Australian schools are changing as solar and battery-powered classrooms are now moving schools off-grid. This was all part of a trial by Hivve, a local startup where they utilised three classrooms as part of it while calling on a $370,000 grant that helped to fund it from the Australian Renewable Energy Agency.
The schools experienced a significant drop in bills after using solar panels as well as batteries to generate electricity. This is a project that has created power that is both affordable and reliable could make a huge difference to schools around the country. The trial provides an insight into the way in which energy costs can be significantly reduced, even for those who live in remote areas. One positive taken from this is the fact that the classroom operated as usual without any issues, proving just how reliable the system is, while a Hivve classroom has enough power to power an additional five classrooms.
This has proven that it is possible to have schools that are off-grid and powered in a consistent and reliable way. Another positive from the trial is that school were also generating surplus power and that power can be fed back in as a way of offsetting the energy bills of the school.
Since the beginning of 2018, the classrooms have been running consistently and successfully, even through the changing seasons while adapting to the changing demands for power.
Systems such as air conditioning, lighting and computers are powered by the systems and information is provided that relates to the internal and external temperatures, the quality of the air and the levels of CO2. Another positive that has come from the trial is that students are also benefiting from a STEM program that is based on the system.

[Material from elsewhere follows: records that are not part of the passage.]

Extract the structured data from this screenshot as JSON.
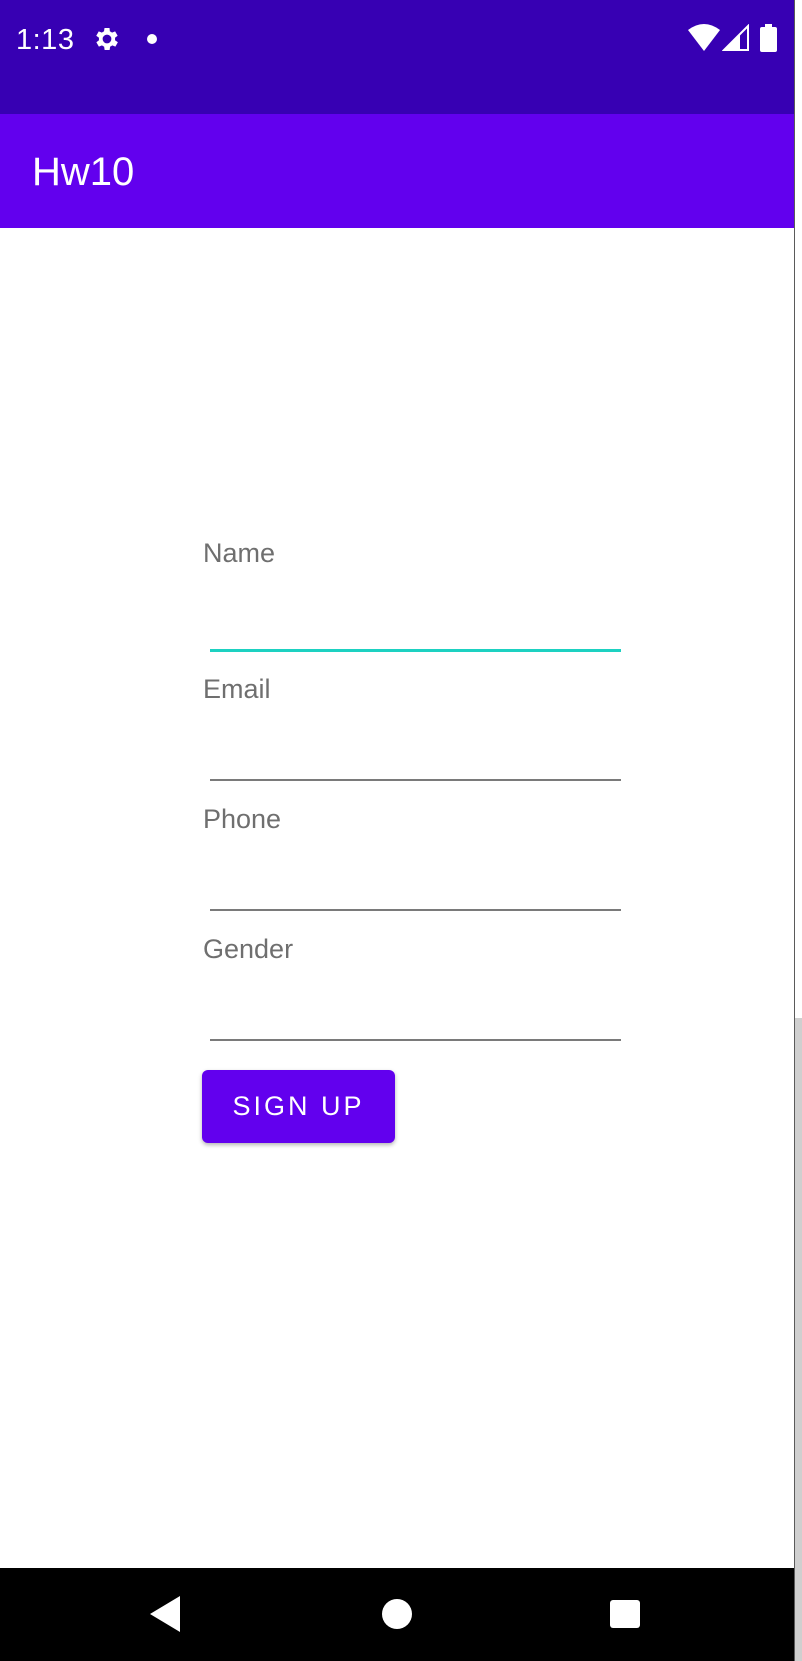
{
  "status_bar": {
    "time": "1:13",
    "icons": [
      "gear-icon",
      "notification-dot-icon",
      "wifi-icon",
      "cell-signal-icon",
      "battery-icon"
    ],
    "background_color": "#3700b3"
  },
  "app_bar": {
    "title": "Hw10",
    "background_color": "#6200ee"
  },
  "form": {
    "fields": [
      {
        "label": "Name",
        "value": "",
        "focused": true
      },
      {
        "label": "Email",
        "value": "",
        "focused": false
      },
      {
        "label": "Phone",
        "value": "",
        "focused": false
      },
      {
        "label": "Gender",
        "value": "",
        "focused": false
      }
    ],
    "focus_color": "#1dd1c1",
    "submit_label": "SIGN UP",
    "submit_color": "#6200ee"
  },
  "nav_bar": {
    "icons": [
      "back-icon",
      "home-icon",
      "recents-icon"
    ]
  }
}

Many classrooms can benefit from the system being retrofitted and by the start of the school year in 2019, many schools are set to have the systems installed.